--- What you are asked to do ---
All of the records should come back exactly as written.

--- Records provided ---
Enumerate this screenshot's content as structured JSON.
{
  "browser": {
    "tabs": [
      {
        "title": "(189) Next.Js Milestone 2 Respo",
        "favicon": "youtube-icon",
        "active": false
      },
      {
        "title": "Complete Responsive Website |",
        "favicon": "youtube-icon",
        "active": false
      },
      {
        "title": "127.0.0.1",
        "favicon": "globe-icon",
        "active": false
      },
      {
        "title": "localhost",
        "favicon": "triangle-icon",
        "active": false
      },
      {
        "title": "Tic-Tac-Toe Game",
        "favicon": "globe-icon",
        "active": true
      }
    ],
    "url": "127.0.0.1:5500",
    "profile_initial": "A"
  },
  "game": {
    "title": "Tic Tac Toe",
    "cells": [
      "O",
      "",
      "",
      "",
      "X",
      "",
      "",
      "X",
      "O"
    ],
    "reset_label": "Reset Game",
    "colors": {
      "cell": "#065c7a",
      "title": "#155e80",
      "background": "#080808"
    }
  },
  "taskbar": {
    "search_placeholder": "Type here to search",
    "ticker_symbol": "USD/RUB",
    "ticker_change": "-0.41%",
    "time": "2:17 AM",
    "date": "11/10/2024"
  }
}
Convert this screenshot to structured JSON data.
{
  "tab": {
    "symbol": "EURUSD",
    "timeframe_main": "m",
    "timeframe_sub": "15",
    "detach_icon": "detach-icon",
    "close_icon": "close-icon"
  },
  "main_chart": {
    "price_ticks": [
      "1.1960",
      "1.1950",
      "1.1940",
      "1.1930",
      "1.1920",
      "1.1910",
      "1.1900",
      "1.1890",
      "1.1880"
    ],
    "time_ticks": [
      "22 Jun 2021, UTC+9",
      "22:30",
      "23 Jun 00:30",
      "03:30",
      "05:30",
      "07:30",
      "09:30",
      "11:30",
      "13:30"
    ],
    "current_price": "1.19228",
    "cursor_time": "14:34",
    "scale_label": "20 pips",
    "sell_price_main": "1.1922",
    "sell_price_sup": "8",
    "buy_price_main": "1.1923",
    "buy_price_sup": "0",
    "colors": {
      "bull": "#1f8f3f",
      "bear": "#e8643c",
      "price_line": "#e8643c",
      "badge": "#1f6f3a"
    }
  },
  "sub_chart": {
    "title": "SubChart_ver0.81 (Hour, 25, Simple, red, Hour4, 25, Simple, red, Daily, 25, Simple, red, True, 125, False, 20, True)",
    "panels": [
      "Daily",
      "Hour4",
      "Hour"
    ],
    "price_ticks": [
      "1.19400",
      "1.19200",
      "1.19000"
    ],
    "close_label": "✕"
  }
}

--- Written response ---
Enumerate this screenshot's content as structured JSON.
{
  "browser": {
    "tabs": [
      {
        "title": "(189) Next.Js Milestone 2 Respo",
        "favicon": "youtube-icon",
        "active": false
      },
      {
        "title": "Complete Responsive Website |",
        "favicon": "youtube-icon",
        "active": false
      },
      {
        "title": "127.0.0.1",
        "favicon": "globe-icon",
        "active": false
      },
      {
        "title": "localhost",
        "favicon": "triangle-icon",
        "active": false
      },
      {
        "title": "Tic-Tac-Toe Game",
        "favicon": "globe-icon",
        "active": true
      }
    ],
    "url": "127.0.0.1:5500",
    "profile_initial": "A"
  },
  "game": {
    "title": "Tic Tac Toe",
    "cells": [
      "O",
      "",
      "",
      "",
      "X",
      "",
      "",
      "X",
      "O"
    ],
    "reset_label": "Reset Game",
    "colors": {
      "cell": "#065c7a",
      "title": "#155e80",
      "background": "#080808"
    }
  },
  "taskbar": {
    "search_placeholder": "Type here to search",
    "ticker_symbol": "USD/RUB",
    "ticker_change": "-0.41%",
    "time": "2:17 AM",
    "date": "11/10/2024"
  }
}
Convert this screenshot to structured JSON data.
{
  "tab": {
    "symbol": "EURUSD",
    "timeframe_main": "m",
    "timeframe_sub": "15",
    "detach_icon": "detach-icon",
    "close_icon": "close-icon"
  },
  "main_chart": {
    "price_ticks": [
      "1.1960",
      "1.1950",
      "1.1940",
      "1.1930",
      "1.1920",
      "1.1910",
      "1.1900",
      "1.1890",
      "1.1880"
    ],
    "time_ticks": [
      "22 Jun 2021, UTC+9",
      "22:30",
      "23 Jun 00:30",
      "03:30",
      "05:30",
      "07:30",
      "09:30",
      "11:30",
      "13:30"
    ],
    "current_price": "1.19228",
    "cursor_time": "14:34",
    "scale_label": "20 pips",
    "sell_price_main": "1.1922",
    "sell_price_sup": "8",
    "buy_price_main": "1.1923",
    "buy_price_sup": "0",
    "colors": {
      "bull": "#1f8f3f",
      "bear": "#e8643c",
      "price_line": "#e8643c",
      "badge": "#1f6f3a"
    }
  },
  "sub_chart": {
    "title": "SubChart_ver0.81 (Hour, 25, Simple, red, Hour4, 25, Simple, red, Daily, 25, Simple, red, True, 125, False, 20, True)",
    "panels": [
      "Daily",
      "Hour4",
      "Hour"
    ],
    "price_ticks": [
      "1.19400",
      "1.19200",
      "1.19000"
    ],
    "close_label": "✕"
  }
}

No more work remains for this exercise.